- More tests, and numerous other code improvements behind the scenes.
- Partly works on Edge; still a few things to sort out before it’s robust (also, the extensions store is not yet immediately open to submissions from allcomers).
- 2.0.6 - 2nd of February 2017
- Add a test suite to ensure landmarks are identified correctly.
- Various large internal code-quality improvements.
- 2.0.5 - 5th of December 2016
- No user-facing changes.
- Fix error in packaging (the new build system was not actually compressing the ZIP file, which different parts of the submission process for Chrome and Firefox didn’t like—oops!)
- Add more code robustosity checks with ESLint.
- 2.0.4 - 4th of December 2016
- Clean up the appearance of the pop-up.
- Increase ‘momentary’ highlight duration to two seconds, from one second.

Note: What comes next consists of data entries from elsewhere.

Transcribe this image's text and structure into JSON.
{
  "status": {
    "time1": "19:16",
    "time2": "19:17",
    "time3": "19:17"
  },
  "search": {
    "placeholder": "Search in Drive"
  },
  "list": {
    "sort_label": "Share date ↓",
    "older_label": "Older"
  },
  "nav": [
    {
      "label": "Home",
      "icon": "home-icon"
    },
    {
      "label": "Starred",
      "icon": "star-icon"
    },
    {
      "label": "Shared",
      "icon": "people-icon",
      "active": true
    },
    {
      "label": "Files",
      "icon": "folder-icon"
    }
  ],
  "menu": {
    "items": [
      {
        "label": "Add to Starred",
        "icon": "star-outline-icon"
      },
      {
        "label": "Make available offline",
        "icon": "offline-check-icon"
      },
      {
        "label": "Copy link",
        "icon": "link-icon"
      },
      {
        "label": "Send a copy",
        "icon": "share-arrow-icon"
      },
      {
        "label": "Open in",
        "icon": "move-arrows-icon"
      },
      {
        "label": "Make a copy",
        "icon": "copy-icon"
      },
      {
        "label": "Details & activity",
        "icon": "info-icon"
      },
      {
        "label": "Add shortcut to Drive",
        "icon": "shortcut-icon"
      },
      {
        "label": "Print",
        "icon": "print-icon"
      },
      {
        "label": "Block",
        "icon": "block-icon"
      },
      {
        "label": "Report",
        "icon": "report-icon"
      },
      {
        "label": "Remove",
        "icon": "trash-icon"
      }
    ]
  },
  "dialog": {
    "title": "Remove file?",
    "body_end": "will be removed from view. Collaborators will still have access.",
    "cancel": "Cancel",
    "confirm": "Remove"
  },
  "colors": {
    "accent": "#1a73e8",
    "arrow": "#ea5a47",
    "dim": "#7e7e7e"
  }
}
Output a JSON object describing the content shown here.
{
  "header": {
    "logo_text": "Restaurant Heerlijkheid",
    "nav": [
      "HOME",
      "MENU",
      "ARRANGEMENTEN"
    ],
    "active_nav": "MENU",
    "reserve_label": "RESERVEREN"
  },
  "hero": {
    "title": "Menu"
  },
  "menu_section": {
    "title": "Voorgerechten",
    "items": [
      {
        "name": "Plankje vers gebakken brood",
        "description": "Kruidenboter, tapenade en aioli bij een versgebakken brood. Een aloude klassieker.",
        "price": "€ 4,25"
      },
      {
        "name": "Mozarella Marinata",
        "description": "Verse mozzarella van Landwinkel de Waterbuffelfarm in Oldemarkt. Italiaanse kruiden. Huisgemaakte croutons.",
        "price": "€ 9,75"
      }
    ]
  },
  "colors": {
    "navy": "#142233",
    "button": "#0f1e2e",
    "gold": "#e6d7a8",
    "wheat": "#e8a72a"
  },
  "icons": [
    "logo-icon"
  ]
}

- Remove a workaround for a bug in Firefox pop-up sizing that was fixed in Firefox 50.
- Drop Grunt and switch to just using NPM and scripts for building the extensions.
- Track builds with Travis CI.
- Use ESLint and EditorConfig code standards and quality tools.
- 2.0.3 - 23rd of September 2016
- When installed/updated on Chrome, show the web page, with a (hopefully) helpful notice about the install/upgrade.
- Automatically re-inject the content script on Chrome when the extension is updated (or inject it when the extension is installed), as users would expect it to start working straight away. (Firefox does this itself.)
- Locale is now en_GB (instead of en).
- Switch to using grunt-phantom-rasterize for converting the SVGs to PNGs.
- 2.0.2 - 12th of August 2016
- First WebExtension Release